### [Supplied entries]

######

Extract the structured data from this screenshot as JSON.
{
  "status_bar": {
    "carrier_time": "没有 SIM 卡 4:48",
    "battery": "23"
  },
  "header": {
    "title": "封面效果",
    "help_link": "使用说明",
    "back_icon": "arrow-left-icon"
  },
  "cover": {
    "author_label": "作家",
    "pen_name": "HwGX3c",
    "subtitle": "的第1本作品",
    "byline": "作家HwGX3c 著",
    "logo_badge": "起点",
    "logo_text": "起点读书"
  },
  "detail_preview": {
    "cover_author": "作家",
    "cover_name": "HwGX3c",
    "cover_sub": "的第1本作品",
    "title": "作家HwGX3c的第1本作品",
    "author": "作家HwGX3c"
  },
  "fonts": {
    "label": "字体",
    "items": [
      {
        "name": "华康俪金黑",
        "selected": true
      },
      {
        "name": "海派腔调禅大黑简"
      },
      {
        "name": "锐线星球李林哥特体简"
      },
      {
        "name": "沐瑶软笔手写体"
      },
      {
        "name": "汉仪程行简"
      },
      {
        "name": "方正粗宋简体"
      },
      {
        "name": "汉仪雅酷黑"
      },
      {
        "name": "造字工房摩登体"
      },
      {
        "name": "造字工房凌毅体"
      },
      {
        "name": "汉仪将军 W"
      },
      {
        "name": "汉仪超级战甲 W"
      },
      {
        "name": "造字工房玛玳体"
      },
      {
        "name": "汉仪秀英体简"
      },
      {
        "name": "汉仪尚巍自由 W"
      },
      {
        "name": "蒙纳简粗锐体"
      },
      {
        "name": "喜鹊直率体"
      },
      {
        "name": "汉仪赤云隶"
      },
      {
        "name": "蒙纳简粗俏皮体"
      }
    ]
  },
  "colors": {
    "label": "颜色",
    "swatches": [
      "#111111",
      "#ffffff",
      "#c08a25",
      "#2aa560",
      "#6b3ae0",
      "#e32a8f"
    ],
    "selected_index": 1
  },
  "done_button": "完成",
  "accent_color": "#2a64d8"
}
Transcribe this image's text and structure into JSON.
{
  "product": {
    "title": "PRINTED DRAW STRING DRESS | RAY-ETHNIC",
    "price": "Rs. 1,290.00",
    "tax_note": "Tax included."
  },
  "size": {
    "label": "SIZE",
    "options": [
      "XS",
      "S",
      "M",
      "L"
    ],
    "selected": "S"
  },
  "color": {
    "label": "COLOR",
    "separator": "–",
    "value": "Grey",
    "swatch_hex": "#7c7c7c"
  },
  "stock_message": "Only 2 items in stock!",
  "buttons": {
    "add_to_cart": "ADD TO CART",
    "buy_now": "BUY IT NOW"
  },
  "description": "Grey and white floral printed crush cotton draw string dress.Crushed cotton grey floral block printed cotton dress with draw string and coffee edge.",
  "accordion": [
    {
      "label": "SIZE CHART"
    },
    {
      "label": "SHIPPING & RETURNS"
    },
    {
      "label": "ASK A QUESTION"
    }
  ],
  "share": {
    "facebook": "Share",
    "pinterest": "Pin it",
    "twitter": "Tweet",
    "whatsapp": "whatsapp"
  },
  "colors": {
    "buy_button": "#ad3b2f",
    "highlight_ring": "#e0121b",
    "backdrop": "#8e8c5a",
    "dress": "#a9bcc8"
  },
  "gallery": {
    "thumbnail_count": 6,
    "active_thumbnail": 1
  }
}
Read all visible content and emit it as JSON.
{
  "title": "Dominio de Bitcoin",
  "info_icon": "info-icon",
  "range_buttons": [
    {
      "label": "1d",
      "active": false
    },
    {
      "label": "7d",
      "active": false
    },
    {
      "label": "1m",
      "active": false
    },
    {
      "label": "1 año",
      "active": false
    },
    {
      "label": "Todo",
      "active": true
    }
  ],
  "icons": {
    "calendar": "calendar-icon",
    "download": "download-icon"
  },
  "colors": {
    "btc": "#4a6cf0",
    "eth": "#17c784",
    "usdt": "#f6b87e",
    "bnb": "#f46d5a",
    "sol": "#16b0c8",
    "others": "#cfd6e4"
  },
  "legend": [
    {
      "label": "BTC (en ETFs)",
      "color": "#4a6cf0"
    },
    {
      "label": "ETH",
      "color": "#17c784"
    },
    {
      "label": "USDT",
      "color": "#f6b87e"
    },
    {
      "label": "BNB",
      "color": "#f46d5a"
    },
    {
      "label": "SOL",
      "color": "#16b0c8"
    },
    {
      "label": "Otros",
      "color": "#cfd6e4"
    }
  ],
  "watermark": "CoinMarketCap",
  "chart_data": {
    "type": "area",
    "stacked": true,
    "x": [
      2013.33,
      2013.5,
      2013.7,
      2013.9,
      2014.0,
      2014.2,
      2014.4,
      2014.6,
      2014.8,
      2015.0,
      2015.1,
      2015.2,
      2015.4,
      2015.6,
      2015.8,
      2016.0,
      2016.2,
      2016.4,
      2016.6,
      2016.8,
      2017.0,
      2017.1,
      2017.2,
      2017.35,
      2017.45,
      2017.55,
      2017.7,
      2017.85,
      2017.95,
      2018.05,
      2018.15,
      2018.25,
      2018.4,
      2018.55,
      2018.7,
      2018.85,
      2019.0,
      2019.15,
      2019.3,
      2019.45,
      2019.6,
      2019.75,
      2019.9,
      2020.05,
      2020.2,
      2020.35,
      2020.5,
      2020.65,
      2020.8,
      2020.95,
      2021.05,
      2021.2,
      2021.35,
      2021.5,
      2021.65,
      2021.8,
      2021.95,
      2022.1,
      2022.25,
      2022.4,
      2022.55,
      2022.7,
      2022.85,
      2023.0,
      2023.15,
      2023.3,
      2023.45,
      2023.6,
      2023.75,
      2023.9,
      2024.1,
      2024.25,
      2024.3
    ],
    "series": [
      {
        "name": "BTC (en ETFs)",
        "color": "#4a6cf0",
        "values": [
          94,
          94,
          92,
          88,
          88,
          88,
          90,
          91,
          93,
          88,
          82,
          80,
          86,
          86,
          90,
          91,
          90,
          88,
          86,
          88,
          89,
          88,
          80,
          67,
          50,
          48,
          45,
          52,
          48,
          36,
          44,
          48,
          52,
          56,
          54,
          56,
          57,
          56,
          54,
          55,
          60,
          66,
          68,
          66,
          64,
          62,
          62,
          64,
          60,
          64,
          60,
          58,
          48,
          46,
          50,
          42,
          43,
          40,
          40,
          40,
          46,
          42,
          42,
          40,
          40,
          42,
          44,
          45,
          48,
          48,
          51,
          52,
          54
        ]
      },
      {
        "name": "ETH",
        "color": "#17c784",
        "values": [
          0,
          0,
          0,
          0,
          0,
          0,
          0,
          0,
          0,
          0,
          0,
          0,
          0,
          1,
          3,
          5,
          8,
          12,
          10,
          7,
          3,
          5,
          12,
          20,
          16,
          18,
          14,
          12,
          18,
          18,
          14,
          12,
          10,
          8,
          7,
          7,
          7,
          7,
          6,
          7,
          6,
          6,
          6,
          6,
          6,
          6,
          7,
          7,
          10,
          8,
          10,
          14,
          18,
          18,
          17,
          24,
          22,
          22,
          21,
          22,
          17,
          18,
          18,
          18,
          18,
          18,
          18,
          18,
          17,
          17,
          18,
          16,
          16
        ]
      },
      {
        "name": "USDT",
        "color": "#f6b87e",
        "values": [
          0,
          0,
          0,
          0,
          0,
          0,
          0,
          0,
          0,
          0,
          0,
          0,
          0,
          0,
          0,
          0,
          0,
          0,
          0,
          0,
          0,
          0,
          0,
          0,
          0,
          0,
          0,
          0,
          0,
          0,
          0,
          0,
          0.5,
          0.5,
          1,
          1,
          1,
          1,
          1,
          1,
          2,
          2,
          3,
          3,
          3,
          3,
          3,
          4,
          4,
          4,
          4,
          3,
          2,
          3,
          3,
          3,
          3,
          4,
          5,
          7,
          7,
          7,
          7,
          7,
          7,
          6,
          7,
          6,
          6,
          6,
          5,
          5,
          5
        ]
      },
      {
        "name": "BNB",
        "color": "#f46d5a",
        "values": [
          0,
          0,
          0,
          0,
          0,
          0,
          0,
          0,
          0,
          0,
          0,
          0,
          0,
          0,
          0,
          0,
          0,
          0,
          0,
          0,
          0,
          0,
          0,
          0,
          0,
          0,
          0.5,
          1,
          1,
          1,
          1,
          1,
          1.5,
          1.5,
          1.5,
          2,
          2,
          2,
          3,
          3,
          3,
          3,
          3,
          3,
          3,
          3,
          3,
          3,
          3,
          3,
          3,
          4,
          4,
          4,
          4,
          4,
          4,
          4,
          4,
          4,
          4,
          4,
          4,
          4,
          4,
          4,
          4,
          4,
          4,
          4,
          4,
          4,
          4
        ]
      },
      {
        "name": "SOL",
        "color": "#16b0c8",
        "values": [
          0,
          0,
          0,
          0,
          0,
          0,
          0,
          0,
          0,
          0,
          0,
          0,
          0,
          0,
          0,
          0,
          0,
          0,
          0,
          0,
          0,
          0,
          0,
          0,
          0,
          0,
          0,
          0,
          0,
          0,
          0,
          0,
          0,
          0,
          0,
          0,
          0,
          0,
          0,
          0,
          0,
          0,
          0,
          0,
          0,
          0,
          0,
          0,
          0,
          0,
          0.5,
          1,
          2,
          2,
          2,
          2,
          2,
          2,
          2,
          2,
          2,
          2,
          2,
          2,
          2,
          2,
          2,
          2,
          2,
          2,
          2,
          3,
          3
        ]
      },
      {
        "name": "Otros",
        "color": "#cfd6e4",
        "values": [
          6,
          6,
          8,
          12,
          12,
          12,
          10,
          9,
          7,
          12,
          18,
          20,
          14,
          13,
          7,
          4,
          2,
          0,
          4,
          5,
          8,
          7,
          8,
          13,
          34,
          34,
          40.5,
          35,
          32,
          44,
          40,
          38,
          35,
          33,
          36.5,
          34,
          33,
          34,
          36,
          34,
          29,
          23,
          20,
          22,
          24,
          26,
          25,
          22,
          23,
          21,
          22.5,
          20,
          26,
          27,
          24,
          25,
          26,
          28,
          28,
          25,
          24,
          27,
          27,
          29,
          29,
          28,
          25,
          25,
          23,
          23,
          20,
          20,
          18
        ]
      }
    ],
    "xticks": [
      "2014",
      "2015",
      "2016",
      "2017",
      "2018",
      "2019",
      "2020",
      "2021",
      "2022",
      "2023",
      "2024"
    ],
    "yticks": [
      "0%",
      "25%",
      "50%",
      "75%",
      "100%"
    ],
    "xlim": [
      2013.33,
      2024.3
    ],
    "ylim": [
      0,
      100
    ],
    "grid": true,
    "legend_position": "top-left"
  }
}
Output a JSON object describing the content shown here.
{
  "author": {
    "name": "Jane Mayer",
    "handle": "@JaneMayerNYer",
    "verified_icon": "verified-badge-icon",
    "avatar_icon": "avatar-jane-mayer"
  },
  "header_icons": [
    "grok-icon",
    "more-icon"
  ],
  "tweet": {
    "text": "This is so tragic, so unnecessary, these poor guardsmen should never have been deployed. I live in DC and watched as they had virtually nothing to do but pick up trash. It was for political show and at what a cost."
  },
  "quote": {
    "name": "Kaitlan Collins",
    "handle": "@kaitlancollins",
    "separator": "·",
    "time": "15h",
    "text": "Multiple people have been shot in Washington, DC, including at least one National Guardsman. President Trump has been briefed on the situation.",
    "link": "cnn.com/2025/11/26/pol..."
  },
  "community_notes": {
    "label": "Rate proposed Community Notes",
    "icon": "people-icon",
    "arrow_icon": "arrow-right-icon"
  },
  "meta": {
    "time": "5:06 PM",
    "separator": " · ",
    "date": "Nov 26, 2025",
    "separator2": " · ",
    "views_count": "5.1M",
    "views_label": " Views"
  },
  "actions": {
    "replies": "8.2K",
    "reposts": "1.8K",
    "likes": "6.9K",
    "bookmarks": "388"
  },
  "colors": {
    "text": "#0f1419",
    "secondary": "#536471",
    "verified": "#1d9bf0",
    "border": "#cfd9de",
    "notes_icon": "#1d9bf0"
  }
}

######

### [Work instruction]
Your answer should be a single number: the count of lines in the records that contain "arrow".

### [Result for this task]
2